What is so special about this issue? There is an article entitled "Spinning Locally: Finding Local Sources for Sustainably produced Fiber." It can be found on page 80 of the Winter 2007 issue. The article is understandably general but states the point I would like to make nicely.
So, again, if you have a source for fiber in the Western Washington State area north of Seattle, please let me know. A post in the comment area would be most appreciated.
The link for Spin-Off magazine will be posted in my Fiber Links section. Spring is on the way and with it comes shearing season and fiber festivals so stay tuned! -Renee

Tuesday, January 1, 2008

Weaving New Years Resolutions

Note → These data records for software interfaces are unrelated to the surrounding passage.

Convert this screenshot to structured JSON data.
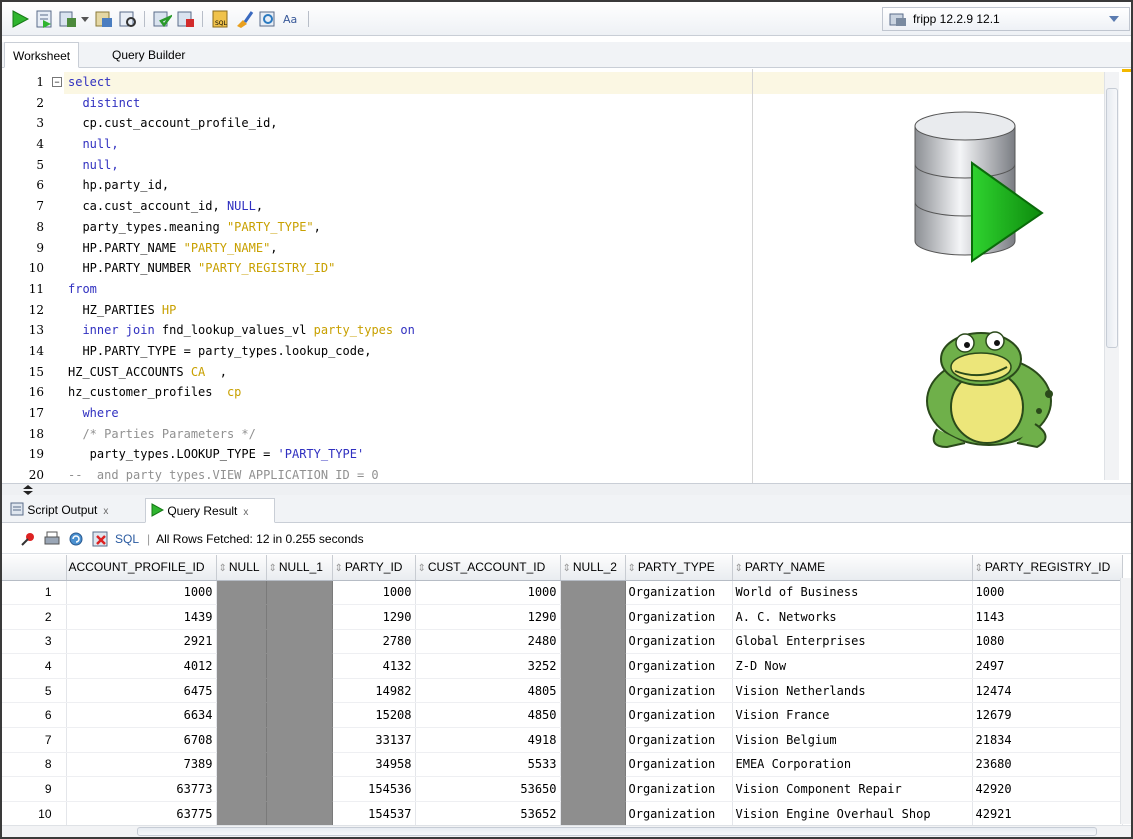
{
  "toolbar": {
    "buttons": [
      "run-statement-icon",
      "run-script-icon",
      "commit-icon",
      "rollback-icon",
      "autotrace-icon",
      "explain-plan-icon",
      "sql-tuning-icon",
      "clear-icon",
      "history-icon",
      "format-icon"
    ],
    "connection_label": "fripp 12.2.9 12.1"
  },
  "worksheet_tabs": [
    "Worksheet",
    "Query Builder"
  ],
  "editor": {
    "line_numbers": [
      "1",
      "2",
      "3",
      "4",
      "5",
      "6",
      "7",
      "8",
      "9",
      "10",
      "11",
      "12",
      "13",
      "14",
      "15",
      "16",
      "17",
      "18",
      "19",
      "20"
    ]
  },
  "result_tabs": {
    "script_output": "Script Output",
    "query_result": "Query Result",
    "close": "x"
  },
  "result_toolbar": {
    "sql_label": "SQL",
    "status": "All Rows Fetched: 12 in 0.255 seconds"
  },
  "grid": {
    "columns": [
      "ACCOUNT_PROFILE_ID",
      "NULL",
      "NULL_1",
      "PARTY_ID",
      "CUST_ACCOUNT_ID",
      "NULL_2",
      "PARTY_TYPE",
      "PARTY_NAME",
      "PARTY_REGISTRY_ID"
    ],
    "rows": [
      {
        "n": "1",
        "account_profile_id": "1000",
        "party_id": "1000",
        "cust_account_id": "1000",
        "party_type": "Organization",
        "party_name": "World of Business",
        "party_registry_id": "1000"
      },
      {
        "n": "2",
        "account_profile_id": "1439",
        "party_id": "1290",
        "cust_account_id": "1290",
        "party_type": "Organization",
        "party_name": "A. C. Networks",
        "party_registry_id": "1143"
      },
      {
        "n": "3",
        "account_profile_id": "2921",
        "party_id": "2780",
        "cust_account_id": "2480",
        "party_type": "Organization",
        "party_name": "Global Enterprises",
        "party_registry_id": "1080"
      },
      {
        "n": "4",
        "account_profile_id": "4012",
        "party_id": "4132",
        "cust_account_id": "3252",
        "party_type": "Organization",
        "party_name": "Z-D Now",
        "party_registry_id": "2497"
      },
      {
        "n": "5",
        "account_profile_id": "6475",
        "party_id": "14982",
        "cust_account_id": "4805",
        "party_type": "Organization",
        "party_name": "Vision Netherlands",
        "party_registry_id": "12474"
      },
      {
        "n": "6",
        "account_profile_id": "6634",
        "party_id": "15208",
        "cust_account_id": "4850",
        "party_type": "Organization",
        "party_name": "Vision France",
        "party_registry_id": "12679"
      },
      {
        "n": "7",
        "account_profile_id": "6708",
        "party_id": "33137",
        "cust_account_id": "4918",
        "party_type": "Organization",
        "party_name": "Vision Belgium",
        "party_registry_id": "21834"
      },
      {
        "n": "8",
        "account_profile_id": "7389",
        "party_id": "34958",
        "cust_account_id": "5533",
        "party_type": "Organization",
        "party_name": "EMEA Corporation",
        "party_registry_id": "23680"
      },
      {
        "n": "9",
        "account_profile_id": "63773",
        "party_id": "154536",
        "cust_account_id": "53650",
        "party_type": "Organization",
        "party_name": "Vision Component Repair",
        "party_registry_id": "42920"
      },
      {
        "n": "10",
        "account_profile_id": "63775",
        "party_id": "154537",
        "cust_account_id": "53652",
        "party_type": "Organization",
        "party_name": "Vision Engine Overhaul Shop",
        "party_registry_id": "42921"
      }
    ]
  },
  "code_lines": [
    [
      {
        "t": "select",
        "c": "kw"
      }
    ],
    [
      {
        "t": "  distinct",
        "c": "kw"
      }
    ],
    [
      {
        "t": "  cp.cust_account_profile_id,",
        "c": ""
      }
    ],
    [
      {
        "t": "  null,",
        "c": "kw"
      }
    ],
    [
      {
        "t": "  null,",
        "c": "kw"
      }
    ],
    [
      {
        "t": "  hp.party_id,",
        "c": ""
      }
    ],
    [
      {
        "t": "  ca.cust_account_id, ",
        "c": ""
      },
      {
        "t": "NULL",
        "c": "kw"
      },
      {
        "t": ",",
        "c": ""
      }
    ],
    [
      {
        "t": "  party_types.meaning ",
        "c": ""
      },
      {
        "t": "\"PARTY_TYPE\"",
        "c": "str"
      },
      {
        "t": ",",
        "c": ""
      }
    ],
    [
      {
        "t": "  HP.PARTY_NAME ",
        "c": ""
      },
      {
        "t": "\"PARTY_NAME\"",
        "c": "str"
      },
      {
        "t": ",",
        "c": ""
      }
    ],
    [
      {
        "t": "  HP.PARTY_NUMBER ",
        "c": ""
      },
      {
        "t": "\"PARTY_REGISTRY_ID\"",
        "c": "str"
      }
    ],
    [
      {
        "t": "from",
        "c": "kw"
      }
    ],
    [
      {
        "t": "  HZ_PARTIES ",
        "c": ""
      },
      {
        "t": "HP",
        "c": "str"
      }
    ],
    [
      {
        "t": "  inner join",
        "c": "kw"
      },
      {
        "t": " fnd_lookup_values_vl ",
        "c": ""
      },
      {
        "t": "party_types",
        "c": "str"
      },
      {
        "t": " on",
        "c": "kw"
      }
    ],
    [
      {
        "t": "  HP.PARTY_TYPE = party_types.lookup_code,",
        "c": ""
      }
    ],
    [
      {
        "t": "HZ_CUST_ACCOUNTS ",
        "c": ""
      },
      {
        "t": "CA",
        "c": "str"
      },
      {
        "t": "  ,",
        "c": ""
      }
    ],
    [
      {
        "t": "hz_customer_profiles  ",
        "c": ""
      },
      {
        "t": "cp",
        "c": "str"
      }
    ],
    [
      {
        "t": "  where",
        "c": "kw"
      }
    ],
    [
      {
        "t": "  /* Parties Parameters */",
        "c": "cmt"
      }
    ],
    [
      {
        "t": "   party_types.LOOKUP_TYPE = ",
        "c": ""
      },
      {
        "t": "'PARTY_TYPE'",
        "c": "kw"
      }
    ],
    [
      {
        "t": "--  and party types.VIEW APPLICATION ID = 0",
        "c": "cmt"
      }
    ]
  ]
}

Happy New Year! My husband and I spent the holidays visiting my family in Honolulu, Hawaii. This is a picture of the beach on the Wai'anae coast of Oahu. If one never leaves Honolulu one would never know that Oahu does have beaches that can be empty of people. We were the only people on the beach, with the exception of the life guard, for about an hour on this day. The skies were cloudy and gray but it was balmy and the water was warm.
I have been thinking about the direction of my blog. I originally started it as a way for my fellow guild members to keep track of my progress on a guild grant. The grant work is finishing up and I have decided to continue the blog because I have been enjoying it so much. The focus this summer was pretty much on dyeing. I want the blog to have a bit more of a balance of weaving, spinning and other fiber arts. I would also like it to reflect my passion about women's causes and the environment in the context of the fiber arts.
My New Years Resolution? To become a better weaving blogger. I know this will take time and commitment at a time of tremendous change in my personal life and I am willing to commit to that. So, to the wonderful people who have read and followed along and even posted a comment or two, thank you. I hope you will continue to return! To those who are new to my blog, welcome. I hope you have a chance to look at the archives and my grant project.
One of my interests is eating organically grown foods. Not only for my and my family's health but for the environment too. I have been reading a couple of fun and interesting books on eating locally and, while I haven't gone to the extremes of the authors of these books, I have made a conscious effort to purchase more locally grown foods.
In addition to food, I have been thinking about locally and organically grown sources of fiber. I know we have a lot of alpaca farms around and one of my fellow guild members is a llama farmer. I am determined to look into this and will be posting my finds and resources. To add a bit of synchronicity to the mix, I recently got an e-mail from a fellow fiber artist in my area asking the same question!
So, the question I would like to put out there to readers in the Western Washington area: Do you have a local source for wool of any breed or animal? I would love to hear from you and will post the resources with full credit unless requested otherwise. In the meantime, I will do my own research. Here is to a new year and all the changes it will bring! -Renee